WHAT THE TASK REQUIRES: Here the job is to restate every entry word for word.
Top of RAW DATA
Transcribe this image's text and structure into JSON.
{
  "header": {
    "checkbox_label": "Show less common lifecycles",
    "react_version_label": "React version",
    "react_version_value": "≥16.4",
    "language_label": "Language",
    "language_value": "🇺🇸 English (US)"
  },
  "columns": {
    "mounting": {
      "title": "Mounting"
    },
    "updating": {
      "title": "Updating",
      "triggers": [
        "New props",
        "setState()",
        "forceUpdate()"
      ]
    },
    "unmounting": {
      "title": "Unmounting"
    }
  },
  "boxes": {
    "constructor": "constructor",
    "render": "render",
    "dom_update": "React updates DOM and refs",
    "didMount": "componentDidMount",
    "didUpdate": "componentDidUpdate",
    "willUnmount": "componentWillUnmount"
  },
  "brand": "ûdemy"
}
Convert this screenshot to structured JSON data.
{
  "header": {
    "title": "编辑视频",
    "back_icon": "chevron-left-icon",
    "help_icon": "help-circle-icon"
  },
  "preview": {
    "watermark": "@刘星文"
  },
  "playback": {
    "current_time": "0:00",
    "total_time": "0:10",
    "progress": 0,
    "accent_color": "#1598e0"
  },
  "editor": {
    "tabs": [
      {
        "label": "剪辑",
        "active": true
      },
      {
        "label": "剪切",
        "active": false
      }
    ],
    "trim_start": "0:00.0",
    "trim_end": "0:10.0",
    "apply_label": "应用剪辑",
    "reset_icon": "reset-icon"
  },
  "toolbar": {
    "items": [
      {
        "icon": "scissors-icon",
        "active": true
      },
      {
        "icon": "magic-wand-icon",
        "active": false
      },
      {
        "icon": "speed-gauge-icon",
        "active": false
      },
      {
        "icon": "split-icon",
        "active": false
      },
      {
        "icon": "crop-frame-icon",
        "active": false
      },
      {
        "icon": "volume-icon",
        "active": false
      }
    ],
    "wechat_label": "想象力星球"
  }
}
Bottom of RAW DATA
EXERCISE OUTPUT:
Transcribe this image's text and structure into JSON.
{
  "header": {
    "checkbox_label": "Show less common lifecycles",
    "react_version_label": "React version",
    "react_version_value": "≥16.4",
    "language_label": "Language",
    "language_value": "🇺🇸 English (US)"
  },
  "columns": {
    "mounting": {
      "title": "Mounting"
    },
    "updating": {
      "title": "Updating",
      "triggers": [
        "New props",
        "setState()",
        "forceUpdate()"
      ]
    },
    "unmounting": {
      "title": "Unmounting"
    }
  },
  "boxes": {
    "constructor": "constructor",
    "render": "render",
    "dom_update": "React updates DOM and refs",
    "didMount": "componentDidMount",
    "didUpdate": "componentDidUpdate",
    "willUnmount": "componentWillUnmount"
  },
  "brand": "ûdemy"
}
Convert this screenshot to structured JSON data.
{
  "header": {
    "title": "编辑视频",
    "back_icon": "chevron-left-icon",
    "help_icon": "help-circle-icon"
  },
  "preview": {
    "watermark": "@刘星文"
  },
  "playback": {
    "current_time": "0:00",
    "total_time": "0:10",
    "progress": 0,
    "accent_color": "#1598e0"
  },
  "editor": {
    "tabs": [
      {
        "label": "剪辑",
        "active": true
      },
      {
        "label": "剪切",
        "active": false
      }
    ],
    "trim_start": "0:00.0",
    "trim_end": "0:10.0",
    "apply_label": "应用剪辑",
    "reset_icon": "reset-icon"
  },
  "toolbar": {
    "items": [
      {
        "icon": "scissors-icon",
        "active": true
      },
      {
        "icon": "magic-wand-icon",
        "active": false
      },
      {
        "icon": "speed-gauge-icon",
        "active": false
      },
      {
        "icon": "split-icon",
        "active": false
      },
      {
        "icon": "crop-frame-icon",
        "active": false
      },
      {
        "icon": "volume-icon",
        "active": false
      }
    ],
    "wechat_label": "想象力星球"
  }
}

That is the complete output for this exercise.